The walk starts at the first bend in the minor road that heads north from the B865, a half mile west of Lochboisdale. From there you will see a path that heads north next to the house at NF 7861 2023. The narrow path can be swampy, so the going is slow. After 15 minutes of walking you'll come to an old bridge at Aurotote that crosses the outflow of Loch a' Bharp.

Bridge at Aurotote
After crossing the bridge turn right and head east along the shore of the outflow. In a half mile you'll reach a large sheepfank that looks to have originally been a substantial farm.


After another 10 minutes of walking you will come to a cluster or jumbled stone ruins, almost completely covered with vegetation. You have reached Cladh Choinnich. 

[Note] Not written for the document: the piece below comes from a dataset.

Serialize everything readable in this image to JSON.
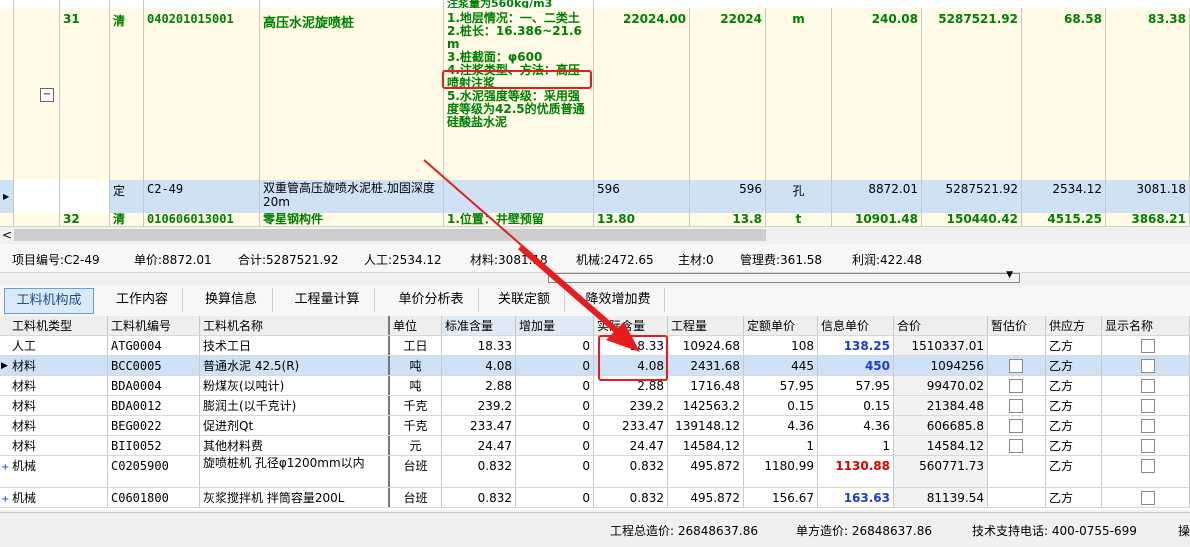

Looking to Lochboisdale from Cladh Choinnich
There are several low, circular foundations, that may have been beehive type dwellings. In a heavily brackened area I found a low, rectangular arrangement of stones that could have been a chapel, or a burial ground enclosure. Or, for that matter, an ancient livestock pen. But something important was here at one time, something that is remembered in oral history, if not in written history.

Ruins at Cladh Chonnich

Cladh Choinnich

Enclosure?  Cladh Choinnich
For a sacred, but mostly forgotten place like Cladh Choinnich, with so little remaining, you need some imagination to picture it as it was 15 centuries ago. Which makes it all the more interesting. Adding to the delight of walking in to a place like this is that it is so far off the tourist trail that, chances are, you'll have it all to yourself. When I made my two-day hike around this corner of Uist I only encountered one other person, a shepherd out gathering his flock.

Since you've come as far as Cladh Choinnich, you might as well carry on a ways and climb Beinn Ruigh Choinnich. The summit is only a half-mile away (and 900 feet up). The view over South Uist and the Sea of the Hebrides is well worth the climb. But you might want to avoid doing it the first Sunday of August, as that's when the annual Beinn Ruigh Choinnich race is held. The 2016 race was cancelled, because on the first Sunday of August a terrible storm blew through the islands. The same storm that caused an oil rig to go aground off the west side of Lewis.

The record for the run from Lochboisdale to the summit of Beinn Ruigh Choinnich and back is 30 minutes. See the Ben Kenneth Hill Race website for more information.